• [PROBLEM]
Give all the records again, with no alterations.

• [INFORMATION SHOWN]
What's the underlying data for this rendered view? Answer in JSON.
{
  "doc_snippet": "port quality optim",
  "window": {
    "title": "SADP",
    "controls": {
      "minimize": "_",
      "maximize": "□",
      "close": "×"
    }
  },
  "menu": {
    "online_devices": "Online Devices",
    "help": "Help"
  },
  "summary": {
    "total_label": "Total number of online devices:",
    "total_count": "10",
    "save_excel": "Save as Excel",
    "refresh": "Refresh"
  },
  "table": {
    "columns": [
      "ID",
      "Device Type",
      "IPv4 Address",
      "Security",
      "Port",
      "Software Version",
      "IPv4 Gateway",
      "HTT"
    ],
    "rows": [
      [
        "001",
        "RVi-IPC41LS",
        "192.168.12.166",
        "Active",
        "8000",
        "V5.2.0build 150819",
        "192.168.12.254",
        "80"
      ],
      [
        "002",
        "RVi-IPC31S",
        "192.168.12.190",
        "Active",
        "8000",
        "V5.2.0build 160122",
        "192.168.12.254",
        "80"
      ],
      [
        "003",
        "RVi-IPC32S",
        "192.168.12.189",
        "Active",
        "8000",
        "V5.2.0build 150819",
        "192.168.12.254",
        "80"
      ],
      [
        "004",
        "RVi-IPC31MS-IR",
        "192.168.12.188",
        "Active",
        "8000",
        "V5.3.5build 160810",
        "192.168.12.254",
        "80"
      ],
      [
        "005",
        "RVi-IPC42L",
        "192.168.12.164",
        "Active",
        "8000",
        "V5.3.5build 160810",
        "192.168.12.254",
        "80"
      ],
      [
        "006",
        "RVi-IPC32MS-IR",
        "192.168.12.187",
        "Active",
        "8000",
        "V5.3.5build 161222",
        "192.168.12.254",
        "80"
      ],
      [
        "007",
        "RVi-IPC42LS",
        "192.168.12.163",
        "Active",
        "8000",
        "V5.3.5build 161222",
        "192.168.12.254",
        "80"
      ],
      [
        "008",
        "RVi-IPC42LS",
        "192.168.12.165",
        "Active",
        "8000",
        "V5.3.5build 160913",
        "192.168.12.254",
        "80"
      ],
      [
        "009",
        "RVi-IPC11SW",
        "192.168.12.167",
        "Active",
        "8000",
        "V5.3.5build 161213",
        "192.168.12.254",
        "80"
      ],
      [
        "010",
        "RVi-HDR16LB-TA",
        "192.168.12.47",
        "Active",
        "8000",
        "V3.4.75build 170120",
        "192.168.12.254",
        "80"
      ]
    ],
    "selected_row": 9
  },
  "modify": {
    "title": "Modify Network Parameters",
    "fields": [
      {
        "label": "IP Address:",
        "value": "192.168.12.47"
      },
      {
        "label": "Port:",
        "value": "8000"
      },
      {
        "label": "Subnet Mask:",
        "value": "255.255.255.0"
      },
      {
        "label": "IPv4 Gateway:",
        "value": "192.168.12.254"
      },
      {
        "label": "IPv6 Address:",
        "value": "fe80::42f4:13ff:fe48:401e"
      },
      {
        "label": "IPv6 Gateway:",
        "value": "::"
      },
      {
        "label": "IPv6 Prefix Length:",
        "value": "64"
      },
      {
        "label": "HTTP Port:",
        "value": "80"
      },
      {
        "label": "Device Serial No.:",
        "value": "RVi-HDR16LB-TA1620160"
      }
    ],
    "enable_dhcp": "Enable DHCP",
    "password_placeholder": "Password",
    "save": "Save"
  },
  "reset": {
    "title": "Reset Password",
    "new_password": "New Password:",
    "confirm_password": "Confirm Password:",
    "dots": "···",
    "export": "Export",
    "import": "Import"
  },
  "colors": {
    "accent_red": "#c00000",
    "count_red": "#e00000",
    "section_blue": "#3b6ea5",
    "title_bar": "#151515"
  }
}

• [ANSWER TO THIS PROBLEM]
What's the underlying data for this rendered view? Answer in JSON.
{
  "doc_snippet": "port quality optim",
  "window": {
    "title": "SADP",
    "controls": {
      "minimize": "_",
      "maximize": "□",
      "close": "×"
    }
  },
  "menu": {
    "online_devices": "Online Devices",
    "help": "Help"
  },
  "summary": {
    "total_label": "Total number of online devices:",
    "total_count": "10",
    "save_excel": "Save as Excel",
    "refresh": "Refresh"
  },
  "table": {
    "columns": [
      "ID",
      "Device Type",
      "IPv4 Address",
      "Security",
      "Port",
      "Software Version",
      "IPv4 Gateway",
      "HTT"
    ],
    "rows": [
      [
        "001",
        "RVi-IPC41LS",
        "192.168.12.166",
        "Active",
        "8000",
        "V5.2.0build 150819",
        "192.168.12.254",
        "80"
      ],
      [
        "002",
        "RVi-IPC31S",
        "192.168.12.190",
        "Active",
        "8000",
        "V5.2.0build 160122",
        "192.168.12.254",
        "80"
      ],
      [
        "003",
        "RVi-IPC32S",
        "192.168.12.189",
        "Active",
        "8000",
        "V5.2.0build 150819",
        "192.168.12.254",
        "80"
      ],
      [
        "004",
        "RVi-IPC31MS-IR",
        "192.168.12.188",
        "Active",
        "8000",
        "V5.3.5build 160810",
        "192.168.12.254",
        "80"
      ],
      [
        "005",
        "RVi-IPC42L",
        "192.168.12.164",
        "Active",
        "8000",
        "V5.3.5build 160810",
        "192.168.12.254",
        "80"
      ],
      [
        "006",
        "RVi-IPC32MS-IR",
        "192.168.12.187",
        "Active",
        "8000",
        "V5.3.5build 161222",
        "192.168.12.254",
        "80"
      ],
      [
        "007",
        "RVi-IPC42LS",
        "192.168.12.163",
        "Active",
        "8000",
        "V5.3.5build 161222",
        "192.168.12.254",
        "80"
      ],
      [
        "008",
        "RVi-IPC42LS",
        "192.168.12.165",
        "Active",
        "8000",
        "V5.3.5build 160913",
        "192.168.12.254",
        "80"
      ],
      [
        "009",
        "RVi-IPC11SW",
        "192.168.12.167",
        "Active",
        "8000",
        "V5.3.5build 161213",
        "192.168.12.254",
        "80"
      ],
      [
        "010",
        "RVi-HDR16LB-TA",
        "192.168.12.47",
        "Active",
        "8000",
        "V3.4.75build 170120",
        "192.168.12.254",
        "80"
      ]
    ],
    "selected_row": 9
  },
  "modify": {
    "title": "Modify Network Parameters",
    "fields": [
      {
        "label": "IP Address:",
        "value": "192.168.12.47"
      },
      {
        "label": "Port:",
        "value": "8000"
      },
      {
        "label": "Subnet Mask:",
        "value": "255.255.255.0"
      },
      {
        "label": "IPv4 Gateway:",
        "value": "192.168.12.254"
      },
      {
        "label": "IPv6 Address:",
        "value": "fe80::42f4:13ff:fe48:401e"
      },
      {
        "label": "IPv6 Gateway:",
        "value": "::"
      },
      {
        "label": "IPv6 Prefix Length:",
        "value": "64"
      },
      {
        "label": "HTTP Port:",
        "value": "80"
      },
      {
        "label": "Device Serial No.:",
        "value": "RVi-HDR16LB-TA1620160"
      }
    ],
    "enable_dhcp": "Enable DHCP",
    "password_placeholder": "Password",
    "save": "Save"
  },
  "reset": {
    "title": "Reset Password",
    "new_password": "New Password:",
    "confirm_password": "Confirm Password:",
    "dots": "···",
    "export": "Export",
    "import": "Import"
  },
  "colors": {
    "accent_red": "#c00000",
    "count_red": "#e00000",
    "section_blue": "#3b6ea5",
    "title_bar": "#151515"
  }
}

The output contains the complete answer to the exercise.